Since then the share price has underperformed the FT-A All Share index by almost 10 per cent and a series of unfortunate events - like the present indictment of a US subsidiary by a federal grand jury for billing irregularities - has only served to remind British investors why they are not keen shareholders.
It is tempting to criticise Ken Foreman, chairman, and his fellow executives for the Mindis debacle with the benefit of hindsight. But when they bought the company it did not look like such a bad investment. The municipal waste collection business was in its infancy and it seemed good sense to establish a recyclables processing and marketing business if they hoped to win contracts.
But they could not be content with a small business with turnover of only dollars 19.9m. Instead Attwoods built Mindis into a company with turnover of dollars 123m. That is a very brave move in a young market.
What started out as a small gamble became a large one. The company seems to have doubled up as non-ferrous metal prices and industry trends went against it. The result: the disastrous provision and consequent loss, which have underscored Attwoods' dubious reputation.
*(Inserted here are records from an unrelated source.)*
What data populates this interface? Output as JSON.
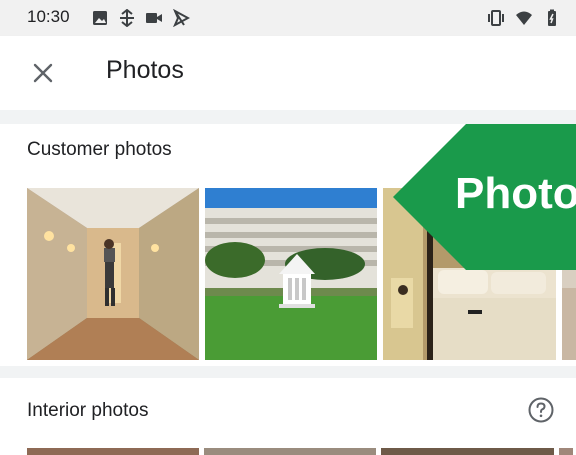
{
  "status_bar": {
    "time": "10:30",
    "left_icons": [
      "image-icon",
      "sync-icon",
      "video-icon",
      "send-icon"
    ],
    "right_icons": [
      "vibrate-icon",
      "wifi-icon",
      "battery-icon"
    ]
  },
  "app_bar": {
    "close_icon": "close-icon",
    "title": "Photos"
  },
  "customer_photos": {
    "heading": "Customer photos",
    "photos": [
      "hotel-hallway-photo",
      "hotel-exterior-gazebo-photo",
      "hotel-bedroom-photo",
      "partial-photo"
    ]
  },
  "banner": {
    "text": "Photos",
    "color": "#1a9a4b"
  },
  "interior_photos": {
    "heading": "Interior photos",
    "help_icon": "help-icon"
  }
}
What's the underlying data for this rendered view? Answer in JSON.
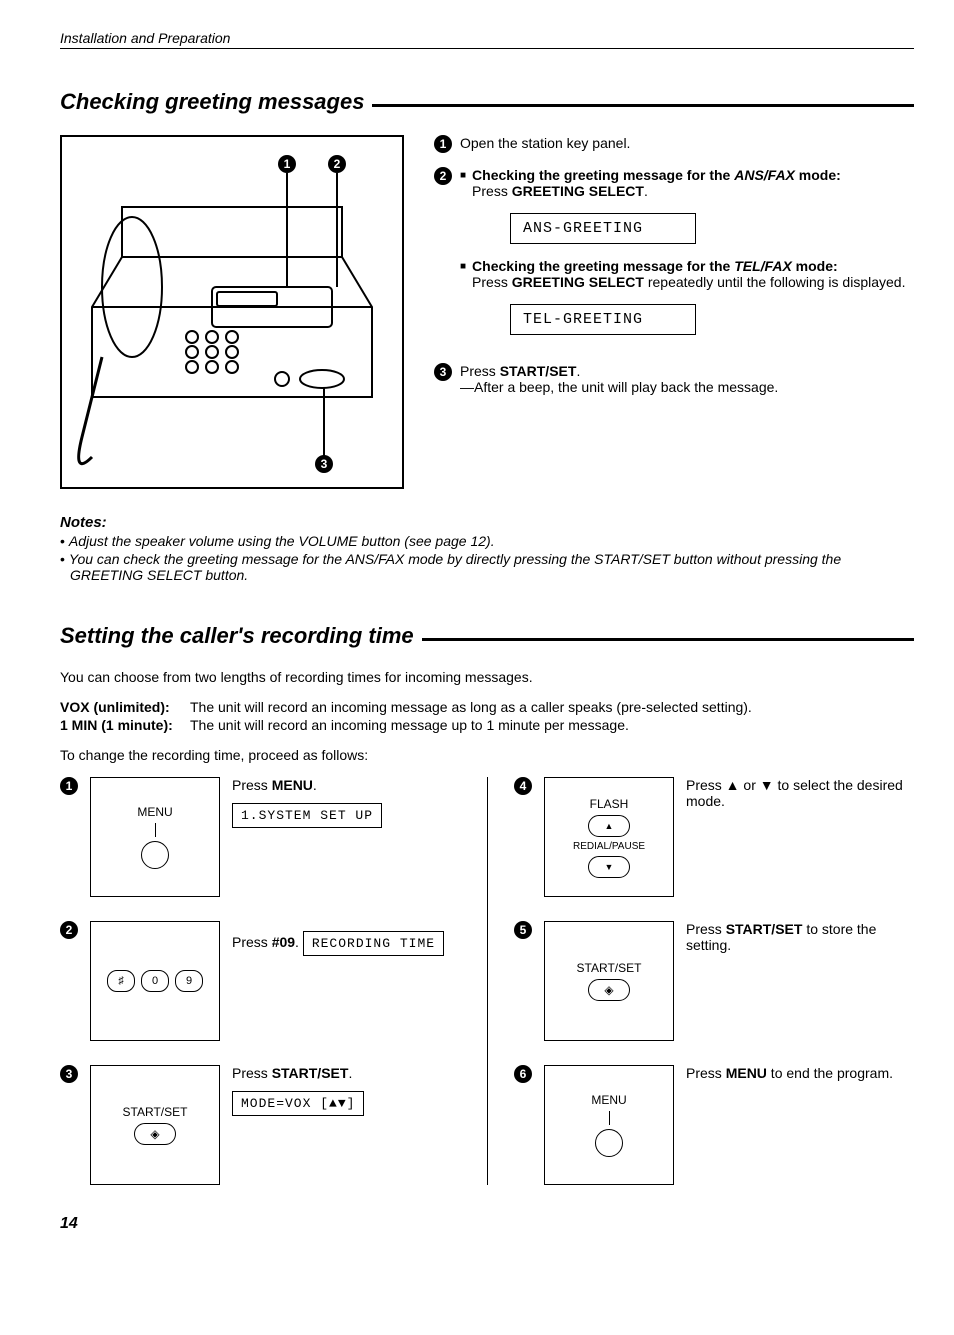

With loss-making Mindis out of the picture, Attwoods' management can now look ahead and concentrate on growing the business. Mr Foreman's hopes for organic earnings growth of 10 per cent per annum may be optimistic, however, as his European businesses are still mired in recession.
In the abscence of action from the 29.9 per cent shareholder, Laidlaw, the shares will continue to drift. But there could be a bid or a placing of 84.2 million shares on the horizon.Reuse content